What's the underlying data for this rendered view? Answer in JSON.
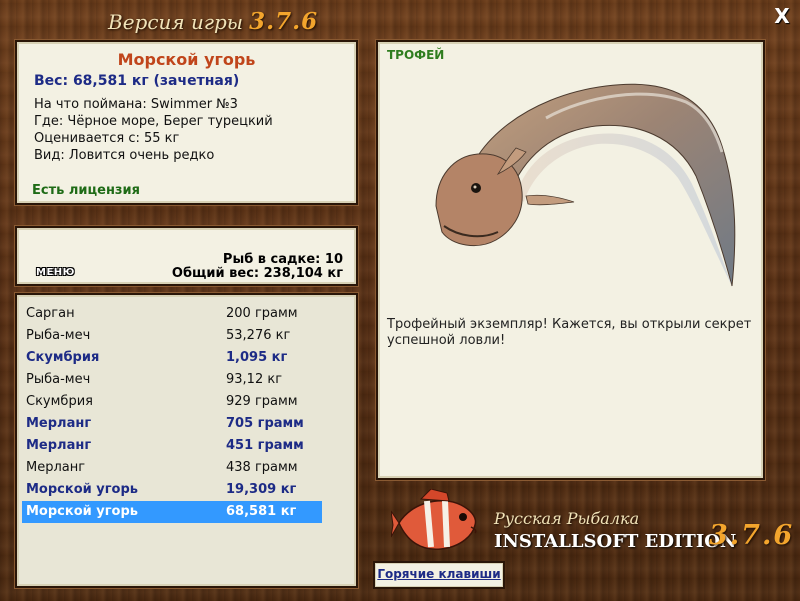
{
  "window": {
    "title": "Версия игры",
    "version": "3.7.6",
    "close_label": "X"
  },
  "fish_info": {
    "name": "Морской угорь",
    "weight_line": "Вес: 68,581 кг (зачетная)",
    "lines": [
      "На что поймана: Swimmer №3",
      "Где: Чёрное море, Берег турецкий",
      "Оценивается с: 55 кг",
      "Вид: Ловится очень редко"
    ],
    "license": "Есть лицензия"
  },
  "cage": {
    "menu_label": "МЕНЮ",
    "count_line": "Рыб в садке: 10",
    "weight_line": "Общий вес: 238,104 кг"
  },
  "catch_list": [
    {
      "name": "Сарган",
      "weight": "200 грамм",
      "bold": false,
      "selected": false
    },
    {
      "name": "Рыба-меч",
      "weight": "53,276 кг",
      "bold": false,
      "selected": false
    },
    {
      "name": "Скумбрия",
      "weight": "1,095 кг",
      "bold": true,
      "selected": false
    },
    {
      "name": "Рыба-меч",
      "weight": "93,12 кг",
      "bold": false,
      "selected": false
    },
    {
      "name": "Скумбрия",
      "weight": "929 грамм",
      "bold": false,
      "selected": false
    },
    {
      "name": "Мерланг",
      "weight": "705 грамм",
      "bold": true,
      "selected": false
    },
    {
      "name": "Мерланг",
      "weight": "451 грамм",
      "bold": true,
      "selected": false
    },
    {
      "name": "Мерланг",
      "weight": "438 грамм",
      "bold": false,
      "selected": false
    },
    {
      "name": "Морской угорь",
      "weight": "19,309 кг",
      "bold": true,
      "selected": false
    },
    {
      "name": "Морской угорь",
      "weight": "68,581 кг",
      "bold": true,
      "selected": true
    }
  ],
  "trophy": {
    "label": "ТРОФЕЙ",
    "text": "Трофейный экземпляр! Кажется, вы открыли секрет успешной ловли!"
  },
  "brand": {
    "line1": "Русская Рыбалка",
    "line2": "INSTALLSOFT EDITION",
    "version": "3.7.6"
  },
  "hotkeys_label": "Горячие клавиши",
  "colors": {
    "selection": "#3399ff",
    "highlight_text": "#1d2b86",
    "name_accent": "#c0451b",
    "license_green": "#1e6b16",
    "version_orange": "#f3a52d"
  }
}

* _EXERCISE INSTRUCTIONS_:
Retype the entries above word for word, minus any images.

* _ANSWER BELOW_:
What's the underlying data for this rendered view? Answer in JSON.
{
  "window": {
    "title": "Версия игры",
    "version": "3.7.6",
    "close_label": "X"
  },
  "fish_info": {
    "name": "Морской угорь",
    "weight_line": "Вес: 68,581 кг (зачетная)",
    "lines": [
      "На что поймана: Swimmer №3",
      "Где: Чёрное море, Берег турецкий",
      "Оценивается с: 55 кг",
      "Вид: Ловится очень редко"
    ],
    "license": "Есть лицензия"
  },
  "cage": {
    "menu_label": "МЕНЮ",
    "count_line": "Рыб в садке: 10",
    "weight_line": "Общий вес: 238,104 кг"
  },
  "catch_list": [
    {
      "name": "Сарган",
      "weight": "200 грамм",
      "bold": false,
      "selected": false
    },
    {
      "name": "Рыба-меч",
      "weight": "53,276 кг",
      "bold": false,
      "selected": false
    },
    {
      "name": "Скумбрия",
      "weight": "1,095 кг",
      "bold": true,
      "selected": false
    },
    {
      "name": "Рыба-меч",
      "weight": "93,12 кг",
      "bold": false,
      "selected": false
    },
    {
      "name": "Скумбрия",
      "weight": "929 грамм",
      "bold": false,
      "selected": false
    },
    {
      "name": "Мерланг",
      "weight": "705 грамм",
      "bold": true,
      "selected": false
    },
    {
      "name": "Мерланг",
      "weight": "451 грамм",
      "bold": true,
      "selected": false
    },
    {
      "name": "Мерланг",
      "weight": "438 грамм",
      "bold": false,
      "selected": false
    },
    {
      "name": "Морской угорь",
      "weight": "19,309 кг",
      "bold": true,
      "selected": false
    },
    {
      "name": "Морской угорь",
      "weight": "68,581 кг",
      "bold": true,
      "selected": true
    }
  ],
  "trophy": {
    "label": "ТРОФЕЙ",
    "text": "Трофейный экземпляр! Кажется, вы открыли секрет успешной ловли!"
  },
  "brand": {
    "line1": "Русская Рыбалка",
    "line2": "INSTALLSOFT EDITION",
    "version": "3.7.6"
  },
  "hotkeys_label": "Горячие клавиши",
  "colors": {
    "selection": "#3399ff",
    "highlight_text": "#1d2b86",
    "name_accent": "#c0451b",
    "license_green": "#1e6b16",
    "version_orange": "#f3a52d"
  }
}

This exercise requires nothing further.